→ **Supplied data**
•••
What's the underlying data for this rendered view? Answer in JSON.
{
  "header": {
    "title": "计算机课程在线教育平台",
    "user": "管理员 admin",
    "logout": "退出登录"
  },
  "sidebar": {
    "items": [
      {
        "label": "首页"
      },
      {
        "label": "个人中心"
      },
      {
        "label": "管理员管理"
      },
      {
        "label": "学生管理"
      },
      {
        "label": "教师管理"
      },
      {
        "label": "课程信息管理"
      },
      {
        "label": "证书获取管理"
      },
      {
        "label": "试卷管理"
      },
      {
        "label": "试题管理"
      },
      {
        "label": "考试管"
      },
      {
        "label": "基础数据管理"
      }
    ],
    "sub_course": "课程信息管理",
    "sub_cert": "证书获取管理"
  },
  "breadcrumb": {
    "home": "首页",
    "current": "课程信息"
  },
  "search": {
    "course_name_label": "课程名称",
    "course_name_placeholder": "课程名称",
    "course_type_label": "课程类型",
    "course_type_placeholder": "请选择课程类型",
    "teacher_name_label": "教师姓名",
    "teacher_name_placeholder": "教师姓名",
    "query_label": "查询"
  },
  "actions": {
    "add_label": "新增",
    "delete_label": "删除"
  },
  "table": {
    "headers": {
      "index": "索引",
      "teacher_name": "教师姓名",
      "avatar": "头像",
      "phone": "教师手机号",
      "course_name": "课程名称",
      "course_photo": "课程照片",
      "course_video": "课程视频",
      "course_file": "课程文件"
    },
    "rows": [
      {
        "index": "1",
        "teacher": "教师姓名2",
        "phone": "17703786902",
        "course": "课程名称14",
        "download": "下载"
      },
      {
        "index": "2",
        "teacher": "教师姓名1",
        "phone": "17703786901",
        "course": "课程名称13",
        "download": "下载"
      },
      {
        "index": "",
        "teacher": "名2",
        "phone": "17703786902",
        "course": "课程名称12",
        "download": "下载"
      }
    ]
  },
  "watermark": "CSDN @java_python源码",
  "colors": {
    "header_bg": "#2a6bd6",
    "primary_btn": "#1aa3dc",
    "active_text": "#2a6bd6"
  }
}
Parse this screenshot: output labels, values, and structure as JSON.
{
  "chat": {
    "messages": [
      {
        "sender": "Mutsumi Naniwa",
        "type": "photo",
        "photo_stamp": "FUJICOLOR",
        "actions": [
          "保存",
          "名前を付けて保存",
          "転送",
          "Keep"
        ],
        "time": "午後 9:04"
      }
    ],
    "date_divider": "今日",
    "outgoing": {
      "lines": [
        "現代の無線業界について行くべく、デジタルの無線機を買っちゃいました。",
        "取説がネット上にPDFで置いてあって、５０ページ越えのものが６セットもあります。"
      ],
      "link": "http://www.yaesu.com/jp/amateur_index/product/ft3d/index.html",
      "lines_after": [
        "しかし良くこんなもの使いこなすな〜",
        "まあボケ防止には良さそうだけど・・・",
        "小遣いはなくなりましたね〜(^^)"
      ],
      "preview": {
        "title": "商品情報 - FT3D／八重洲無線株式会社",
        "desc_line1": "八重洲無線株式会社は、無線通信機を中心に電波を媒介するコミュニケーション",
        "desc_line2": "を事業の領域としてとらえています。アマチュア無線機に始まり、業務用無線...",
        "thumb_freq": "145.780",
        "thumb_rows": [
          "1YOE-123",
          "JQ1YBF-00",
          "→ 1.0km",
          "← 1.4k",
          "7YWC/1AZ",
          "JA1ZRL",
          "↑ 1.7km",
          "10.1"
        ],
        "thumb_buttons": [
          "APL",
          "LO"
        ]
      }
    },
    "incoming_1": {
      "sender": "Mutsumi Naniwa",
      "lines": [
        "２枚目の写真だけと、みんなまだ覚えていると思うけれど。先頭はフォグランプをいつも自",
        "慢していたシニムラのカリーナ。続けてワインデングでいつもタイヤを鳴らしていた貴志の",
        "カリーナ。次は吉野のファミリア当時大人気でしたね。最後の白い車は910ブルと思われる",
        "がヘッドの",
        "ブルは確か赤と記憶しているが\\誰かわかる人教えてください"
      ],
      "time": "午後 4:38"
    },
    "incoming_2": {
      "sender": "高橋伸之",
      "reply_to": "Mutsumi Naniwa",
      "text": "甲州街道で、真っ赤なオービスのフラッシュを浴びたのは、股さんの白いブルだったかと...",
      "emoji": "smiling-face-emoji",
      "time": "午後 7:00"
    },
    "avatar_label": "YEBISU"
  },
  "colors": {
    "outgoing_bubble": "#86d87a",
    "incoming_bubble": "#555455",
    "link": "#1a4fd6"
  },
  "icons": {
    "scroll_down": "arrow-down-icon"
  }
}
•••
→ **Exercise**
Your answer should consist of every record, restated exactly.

→ **Answer box**
What's the underlying data for this rendered view? Answer in JSON.
{
  "header": {
    "title": "计算机课程在线教育平台",
    "user": "管理员 admin",
    "logout": "退出登录"
  },
  "sidebar": {
    "items": [
      {
        "label": "首页"
      },
      {
        "label": "个人中心"
      },
      {
        "label": "管理员管理"
      },
      {
        "label": "学生管理"
      },
      {
        "label": "教师管理"
      },
      {
        "label": "课程信息管理"
      },
      {
        "label": "证书获取管理"
      },
      {
        "label": "试卷管理"
      },
      {
        "label": "试题管理"
      },
      {
        "label": "考试管"
      },
      {
        "label": "基础数据管理"
      }
    ],
    "sub_course": "课程信息管理",
    "sub_cert": "证书获取管理"
  },
  "breadcrumb": {
    "home": "首页",
    "current": "课程信息"
  },
  "search": {
    "course_name_label": "课程名称",
    "course_name_placeholder": "课程名称",
    "course_type_label": "课程类型",
    "course_type_placeholder": "请选择课程类型",
    "teacher_name_label": "教师姓名",
    "teacher_name_placeholder": "教师姓名",
    "query_label": "查询"
  },
  "actions": {
    "add_label": "新增",
    "delete_label": "删除"
  },
  "table": {
    "headers": {
      "index": "索引",
      "teacher_name": "教师姓名",
      "avatar": "头像",
      "phone": "教师手机号",
      "course_name": "课程名称",
      "course_photo": "课程照片",
      "course_video": "课程视频",
      "course_file": "课程文件"
    },
    "rows": [
      {
        "index": "1",
        "teacher": "教师姓名2",
        "phone": "17703786902",
        "course": "课程名称14",
        "download": "下载"
      },
      {
        "index": "2",
        "teacher": "教师姓名1",
        "phone": "17703786901",
        "course": "课程名称13",
        "download": "下载"
      },
      {
        "index": "",
        "teacher": "名2",
        "phone": "17703786902",
        "course": "课程名称12",
        "download": "下载"
      }
    ]
  },
  "watermark": "CSDN @java_python源码",
  "colors": {
    "header_bg": "#2a6bd6",
    "primary_btn": "#1aa3dc",
    "active_text": "#2a6bd6"
  }
}
Parse this screenshot: output labels, values, and structure as JSON.
{
  "chat": {
    "messages": [
      {
        "sender": "Mutsumi Naniwa",
        "type": "photo",
        "photo_stamp": "FUJICOLOR",
        "actions": [
          "保存",
          "名前を付けて保存",
          "転送",
          "Keep"
        ],
        "time": "午後 9:04"
      }
    ],
    "date_divider": "今日",
    "outgoing": {
      "lines": [
        "現代の無線業界について行くべく、デジタルの無線機を買っちゃいました。",
        "取説がネット上にPDFで置いてあって、５０ページ越えのものが６セットもあります。"
      ],
      "link": "http://www.yaesu.com/jp/amateur_index/product/ft3d/index.html",
      "lines_after": [
        "しかし良くこんなもの使いこなすな〜",
        "まあボケ防止には良さそうだけど・・・",
        "小遣いはなくなりましたね〜(^^)"
      ],
      "preview": {
        "title": "商品情報 - FT3D／八重洲無線株式会社",
        "desc_line1": "八重洲無線株式会社は、無線通信機を中心に電波を媒介するコミュニケーション",
        "desc_line2": "を事業の領域としてとらえています。アマチュア無線機に始まり、業務用無線...",
        "thumb_freq": "145.780",
        "thumb_rows": [
          "1YOE-123",
          "JQ1YBF-00",
          "→ 1.0km",
          "← 1.4k",
          "7YWC/1AZ",
          "JA1ZRL",
          "↑ 1.7km",
          "10.1"
        ],
        "thumb_buttons": [
          "APL",
          "LO"
        ]
      }
    },
    "incoming_1": {
      "sender": "Mutsumi Naniwa",
      "lines": [
        "２枚目の写真だけと、みんなまだ覚えていると思うけれど。先頭はフォグランプをいつも自",
        "慢していたシニムラのカリーナ。続けてワインデングでいつもタイヤを鳴らしていた貴志の",
        "カリーナ。次は吉野のファミリア当時大人気でしたね。最後の白い車は910ブルと思われる",
        "がヘッドの",
        "ブルは確か赤と記憶しているが\\誰かわかる人教えてください"
      ],
      "time": "午後 4:38"
    },
    "incoming_2": {
      "sender": "高橋伸之",
      "reply_to": "Mutsumi Naniwa",
      "text": "甲州街道で、真っ赤なオービスのフラッシュを浴びたのは、股さんの白いブルだったかと...",
      "emoji": "smiling-face-emoji",
      "time": "午後 7:00"
    },
    "avatar_label": "YEBISU"
  },
  "colors": {
    "outgoing_bubble": "#86d87a",
    "incoming_bubble": "#555455",
    "link": "#1a4fd6"
  },
  "icons": {
    "scroll_down": "arrow-down-icon"
  }
}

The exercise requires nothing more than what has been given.